3 Matching Annotations
  1. Dec 2018
    1. Second, I have a not-very-well supported theory that’s paired with the book Thinking, Fast and Slow. The behavior design implication of that book is that you need to speak to two systems of the brain. Speaking to the rational, Slow System is easy. Just lay out the facts.Speaking to the emotional Fast System is much harder, namely because it’s so hard to see or introspect on what’s going on in there. But if you accept that difficulty (and this is the part of my theory that feels like pop brain science), then you realize that you need to start looking for ways to rewire your emotional core.Then, having accepted that rewiring your emotions is part of most behavior design, I’ve started to notice things — like that most self-improvement advice is not very rational. That’s by design. A self-improvement book is mostly emotional rewiring. That is exactly why you need to read the entire book rather than cheating with a summarized version.

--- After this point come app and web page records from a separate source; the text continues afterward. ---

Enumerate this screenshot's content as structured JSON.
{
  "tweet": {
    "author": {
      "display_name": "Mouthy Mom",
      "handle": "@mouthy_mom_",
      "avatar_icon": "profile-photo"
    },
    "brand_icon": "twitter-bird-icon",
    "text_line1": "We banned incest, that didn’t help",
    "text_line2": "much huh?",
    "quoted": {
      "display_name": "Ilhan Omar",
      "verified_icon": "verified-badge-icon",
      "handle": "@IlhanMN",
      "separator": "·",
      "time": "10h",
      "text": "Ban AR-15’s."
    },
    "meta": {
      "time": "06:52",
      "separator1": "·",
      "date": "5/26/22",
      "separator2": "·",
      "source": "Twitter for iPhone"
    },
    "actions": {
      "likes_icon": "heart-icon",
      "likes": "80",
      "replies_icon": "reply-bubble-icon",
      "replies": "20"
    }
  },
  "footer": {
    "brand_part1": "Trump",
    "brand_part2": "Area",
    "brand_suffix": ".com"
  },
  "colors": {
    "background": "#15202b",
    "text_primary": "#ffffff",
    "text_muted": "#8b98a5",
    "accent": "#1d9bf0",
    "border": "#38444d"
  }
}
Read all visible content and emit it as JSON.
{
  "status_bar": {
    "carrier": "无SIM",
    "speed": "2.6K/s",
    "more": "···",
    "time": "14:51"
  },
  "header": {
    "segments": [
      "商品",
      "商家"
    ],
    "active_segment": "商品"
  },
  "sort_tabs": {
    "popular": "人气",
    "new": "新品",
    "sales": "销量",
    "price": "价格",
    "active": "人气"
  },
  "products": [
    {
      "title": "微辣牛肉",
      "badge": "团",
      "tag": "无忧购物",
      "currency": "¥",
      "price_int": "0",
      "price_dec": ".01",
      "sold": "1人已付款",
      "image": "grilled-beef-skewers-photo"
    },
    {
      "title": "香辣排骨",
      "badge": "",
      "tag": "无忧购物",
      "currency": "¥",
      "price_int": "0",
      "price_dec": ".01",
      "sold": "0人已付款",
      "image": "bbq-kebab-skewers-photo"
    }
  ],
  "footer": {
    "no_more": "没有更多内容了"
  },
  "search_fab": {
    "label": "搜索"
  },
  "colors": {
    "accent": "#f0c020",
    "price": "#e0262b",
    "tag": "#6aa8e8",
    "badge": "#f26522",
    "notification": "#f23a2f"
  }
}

      This is an interesting sounding take. Worth thinking about further.

  2. Oct 2016
  3. Nov 2015
    1. If someone gave you a perfect simulation of today’s world to play in and told you that it’s all fake with no actual consequences—with the only rules being that you can’t break the law or harm anyone, and you still have to make sure to support your and your family’s basic needs—what would you do? My guess is that most people would do all kinds of things they’d love to do in their real life but wouldn’t dare to try, and that by behaving that way, they’d end up quickly getting a life going in the simulation that’s both far more successful and much truer to themselves than the real life they’re currently living.

      This seems a whole lot like what happens in MUSHs, especially ones with easily replaceable identities.